### Exercise requirements
Please output exactly the lines from the one containing "What's the underlying" through the last line of the records, both included.

Entries taken from a collection:
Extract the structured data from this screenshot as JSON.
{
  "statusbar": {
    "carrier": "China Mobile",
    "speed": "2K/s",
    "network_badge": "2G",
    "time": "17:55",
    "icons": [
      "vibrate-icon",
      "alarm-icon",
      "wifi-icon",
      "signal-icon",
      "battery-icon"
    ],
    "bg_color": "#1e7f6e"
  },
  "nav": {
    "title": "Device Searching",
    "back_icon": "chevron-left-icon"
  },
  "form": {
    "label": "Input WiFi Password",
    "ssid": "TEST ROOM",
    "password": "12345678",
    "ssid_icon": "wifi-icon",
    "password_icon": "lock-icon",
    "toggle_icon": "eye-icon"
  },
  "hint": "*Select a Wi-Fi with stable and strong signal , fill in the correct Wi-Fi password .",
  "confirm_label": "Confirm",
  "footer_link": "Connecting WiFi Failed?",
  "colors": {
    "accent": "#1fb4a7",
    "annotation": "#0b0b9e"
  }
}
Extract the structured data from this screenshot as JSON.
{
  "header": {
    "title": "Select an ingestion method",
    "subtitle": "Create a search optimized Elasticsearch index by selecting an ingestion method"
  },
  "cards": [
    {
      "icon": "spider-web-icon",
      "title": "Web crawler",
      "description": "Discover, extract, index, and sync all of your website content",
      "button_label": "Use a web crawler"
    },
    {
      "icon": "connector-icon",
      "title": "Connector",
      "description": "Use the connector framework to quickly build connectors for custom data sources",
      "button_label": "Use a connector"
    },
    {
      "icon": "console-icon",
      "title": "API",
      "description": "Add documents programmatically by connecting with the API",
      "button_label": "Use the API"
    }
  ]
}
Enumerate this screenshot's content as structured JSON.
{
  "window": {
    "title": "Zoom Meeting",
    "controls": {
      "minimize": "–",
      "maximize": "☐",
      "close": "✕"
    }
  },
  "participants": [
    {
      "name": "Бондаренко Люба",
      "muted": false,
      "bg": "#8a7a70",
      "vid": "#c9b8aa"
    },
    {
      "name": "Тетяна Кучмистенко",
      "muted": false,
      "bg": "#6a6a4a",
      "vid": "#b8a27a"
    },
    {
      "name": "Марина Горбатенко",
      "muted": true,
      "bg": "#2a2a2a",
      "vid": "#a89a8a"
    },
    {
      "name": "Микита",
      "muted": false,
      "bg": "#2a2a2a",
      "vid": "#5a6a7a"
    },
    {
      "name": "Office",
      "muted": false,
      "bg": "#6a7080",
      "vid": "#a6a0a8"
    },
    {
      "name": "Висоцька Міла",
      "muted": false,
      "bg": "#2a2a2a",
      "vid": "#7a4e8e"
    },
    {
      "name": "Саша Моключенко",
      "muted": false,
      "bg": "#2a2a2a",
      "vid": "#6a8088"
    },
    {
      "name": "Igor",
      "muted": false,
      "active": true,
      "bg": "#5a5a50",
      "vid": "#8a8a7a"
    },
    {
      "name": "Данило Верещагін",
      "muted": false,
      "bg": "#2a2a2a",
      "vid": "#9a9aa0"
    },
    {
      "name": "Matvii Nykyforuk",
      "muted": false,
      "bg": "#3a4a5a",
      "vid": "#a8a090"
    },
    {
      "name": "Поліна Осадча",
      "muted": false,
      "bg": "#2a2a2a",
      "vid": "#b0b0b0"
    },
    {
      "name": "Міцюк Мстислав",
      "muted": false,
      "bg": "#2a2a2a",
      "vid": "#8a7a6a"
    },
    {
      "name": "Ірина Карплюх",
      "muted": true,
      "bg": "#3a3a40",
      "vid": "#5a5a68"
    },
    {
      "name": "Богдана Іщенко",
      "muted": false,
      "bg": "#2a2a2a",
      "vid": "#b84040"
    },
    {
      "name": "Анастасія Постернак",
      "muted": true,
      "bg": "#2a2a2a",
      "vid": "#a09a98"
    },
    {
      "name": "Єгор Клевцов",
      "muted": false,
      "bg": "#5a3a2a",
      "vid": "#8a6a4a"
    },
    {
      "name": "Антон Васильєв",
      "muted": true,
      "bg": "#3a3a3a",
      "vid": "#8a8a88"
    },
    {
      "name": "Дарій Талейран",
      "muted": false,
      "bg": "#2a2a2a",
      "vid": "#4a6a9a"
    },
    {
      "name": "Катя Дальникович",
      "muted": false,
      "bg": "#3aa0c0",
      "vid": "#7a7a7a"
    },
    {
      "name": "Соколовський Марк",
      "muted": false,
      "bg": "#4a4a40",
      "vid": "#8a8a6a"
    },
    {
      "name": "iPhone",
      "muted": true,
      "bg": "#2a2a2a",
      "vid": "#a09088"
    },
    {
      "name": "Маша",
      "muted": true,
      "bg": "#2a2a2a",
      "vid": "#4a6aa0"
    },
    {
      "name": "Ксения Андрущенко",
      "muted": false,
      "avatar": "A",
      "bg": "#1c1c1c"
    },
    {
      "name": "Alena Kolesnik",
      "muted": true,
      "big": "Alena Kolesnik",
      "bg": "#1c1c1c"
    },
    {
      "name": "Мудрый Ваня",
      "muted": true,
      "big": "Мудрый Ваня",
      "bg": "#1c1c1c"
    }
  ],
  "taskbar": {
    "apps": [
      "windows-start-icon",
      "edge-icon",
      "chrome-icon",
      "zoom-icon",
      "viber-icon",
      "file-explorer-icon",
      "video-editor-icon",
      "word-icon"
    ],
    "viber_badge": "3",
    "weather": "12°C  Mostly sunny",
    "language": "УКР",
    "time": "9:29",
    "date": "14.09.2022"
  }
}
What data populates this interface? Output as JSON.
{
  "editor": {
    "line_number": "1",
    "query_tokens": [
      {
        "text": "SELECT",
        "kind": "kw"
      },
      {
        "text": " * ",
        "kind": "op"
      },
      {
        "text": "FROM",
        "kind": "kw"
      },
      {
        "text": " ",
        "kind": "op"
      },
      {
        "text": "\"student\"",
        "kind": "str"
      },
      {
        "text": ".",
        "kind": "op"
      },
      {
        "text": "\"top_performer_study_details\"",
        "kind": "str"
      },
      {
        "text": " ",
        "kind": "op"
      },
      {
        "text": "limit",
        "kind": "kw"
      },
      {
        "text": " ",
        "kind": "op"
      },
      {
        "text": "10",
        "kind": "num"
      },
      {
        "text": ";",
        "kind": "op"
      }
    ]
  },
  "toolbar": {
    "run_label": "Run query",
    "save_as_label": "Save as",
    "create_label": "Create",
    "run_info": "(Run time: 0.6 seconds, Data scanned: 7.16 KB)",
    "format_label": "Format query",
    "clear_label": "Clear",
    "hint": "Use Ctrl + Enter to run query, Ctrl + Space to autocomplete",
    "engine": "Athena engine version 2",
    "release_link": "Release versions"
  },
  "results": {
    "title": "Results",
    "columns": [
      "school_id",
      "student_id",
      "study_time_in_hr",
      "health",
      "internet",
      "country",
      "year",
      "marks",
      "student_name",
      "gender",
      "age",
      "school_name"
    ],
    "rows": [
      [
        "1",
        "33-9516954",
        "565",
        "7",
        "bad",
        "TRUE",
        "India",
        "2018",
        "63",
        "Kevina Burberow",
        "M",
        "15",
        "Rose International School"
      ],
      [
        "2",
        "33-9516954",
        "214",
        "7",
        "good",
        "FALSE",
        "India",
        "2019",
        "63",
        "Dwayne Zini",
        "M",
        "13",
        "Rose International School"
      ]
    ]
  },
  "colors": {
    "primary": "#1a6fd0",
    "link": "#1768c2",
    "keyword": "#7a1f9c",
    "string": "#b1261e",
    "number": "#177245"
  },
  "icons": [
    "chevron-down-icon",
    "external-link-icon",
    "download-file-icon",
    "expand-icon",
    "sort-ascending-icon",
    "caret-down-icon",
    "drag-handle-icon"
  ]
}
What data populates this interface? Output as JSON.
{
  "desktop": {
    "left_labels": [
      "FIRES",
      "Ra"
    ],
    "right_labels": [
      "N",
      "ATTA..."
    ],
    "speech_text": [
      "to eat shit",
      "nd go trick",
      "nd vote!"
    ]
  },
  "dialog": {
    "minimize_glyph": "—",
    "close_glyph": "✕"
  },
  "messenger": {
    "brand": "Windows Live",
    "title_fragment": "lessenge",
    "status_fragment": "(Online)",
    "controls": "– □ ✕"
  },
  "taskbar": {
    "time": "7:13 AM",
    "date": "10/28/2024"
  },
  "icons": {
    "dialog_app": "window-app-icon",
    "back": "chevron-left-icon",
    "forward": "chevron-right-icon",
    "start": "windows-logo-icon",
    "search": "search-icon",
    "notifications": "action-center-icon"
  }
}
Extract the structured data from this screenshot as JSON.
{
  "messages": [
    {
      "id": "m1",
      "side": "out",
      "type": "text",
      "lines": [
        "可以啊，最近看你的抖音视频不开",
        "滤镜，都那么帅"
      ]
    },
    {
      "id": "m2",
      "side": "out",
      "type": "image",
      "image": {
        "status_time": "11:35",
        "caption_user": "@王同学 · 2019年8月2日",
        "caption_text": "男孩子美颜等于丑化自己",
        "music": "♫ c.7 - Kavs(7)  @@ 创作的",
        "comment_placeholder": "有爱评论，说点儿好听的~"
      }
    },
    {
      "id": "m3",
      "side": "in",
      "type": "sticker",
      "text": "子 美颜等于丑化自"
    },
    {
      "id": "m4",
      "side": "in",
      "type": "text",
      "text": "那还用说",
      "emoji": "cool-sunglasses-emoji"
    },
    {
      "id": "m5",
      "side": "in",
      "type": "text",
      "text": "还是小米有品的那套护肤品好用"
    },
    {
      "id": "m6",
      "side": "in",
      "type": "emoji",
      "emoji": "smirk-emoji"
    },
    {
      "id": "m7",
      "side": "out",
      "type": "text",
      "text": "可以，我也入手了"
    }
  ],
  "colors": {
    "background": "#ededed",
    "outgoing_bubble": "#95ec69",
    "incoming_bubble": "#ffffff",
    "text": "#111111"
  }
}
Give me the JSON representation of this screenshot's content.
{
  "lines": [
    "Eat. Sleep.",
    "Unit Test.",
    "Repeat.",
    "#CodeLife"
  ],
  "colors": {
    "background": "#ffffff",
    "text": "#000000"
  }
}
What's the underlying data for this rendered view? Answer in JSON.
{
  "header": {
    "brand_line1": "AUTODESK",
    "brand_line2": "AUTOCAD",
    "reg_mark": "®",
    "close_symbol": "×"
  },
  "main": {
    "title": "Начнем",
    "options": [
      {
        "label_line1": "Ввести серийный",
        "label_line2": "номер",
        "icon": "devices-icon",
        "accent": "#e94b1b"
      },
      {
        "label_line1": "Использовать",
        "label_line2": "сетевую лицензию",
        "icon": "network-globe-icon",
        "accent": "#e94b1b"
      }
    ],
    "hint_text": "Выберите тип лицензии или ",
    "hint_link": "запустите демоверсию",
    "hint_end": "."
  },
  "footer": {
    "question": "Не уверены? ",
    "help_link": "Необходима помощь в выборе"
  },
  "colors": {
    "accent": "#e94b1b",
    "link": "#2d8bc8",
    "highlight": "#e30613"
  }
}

### Result
What's the underlying data for this rendered view? Answer in JSON.
{
  "header": {
    "brand_line1": "AUTODESK",
    "brand_line2": "AUTOCAD",
    "reg_mark": "®",
    "close_symbol": "×"
  },
  "main": {
    "title": "Начнем",
    "options": [
      {
        "label_line1": "Ввести серийный",
        "label_line2": "номер",
        "icon": "devices-icon",
        "accent": "#e94b1b"
      },
      {
        "label_line1": "Использовать",
        "label_line2": "сетевую лицензию",
        "icon": "network-globe-icon",
        "accent": "#e94b1b"
      }
    ],
    "hint_text": "Выберите тип лицензии или ",
    "hint_link": "запустите демоверсию",
    "hint_end": "."
  },
  "footer": {
    "question": "Не уверены? ",
    "help_link": "Необходима помощь в выборе"
  },
  "colors": {
    "accent": "#e94b1b",
    "link": "#2d8bc8",
    "highlight": "#e30613"
  }
}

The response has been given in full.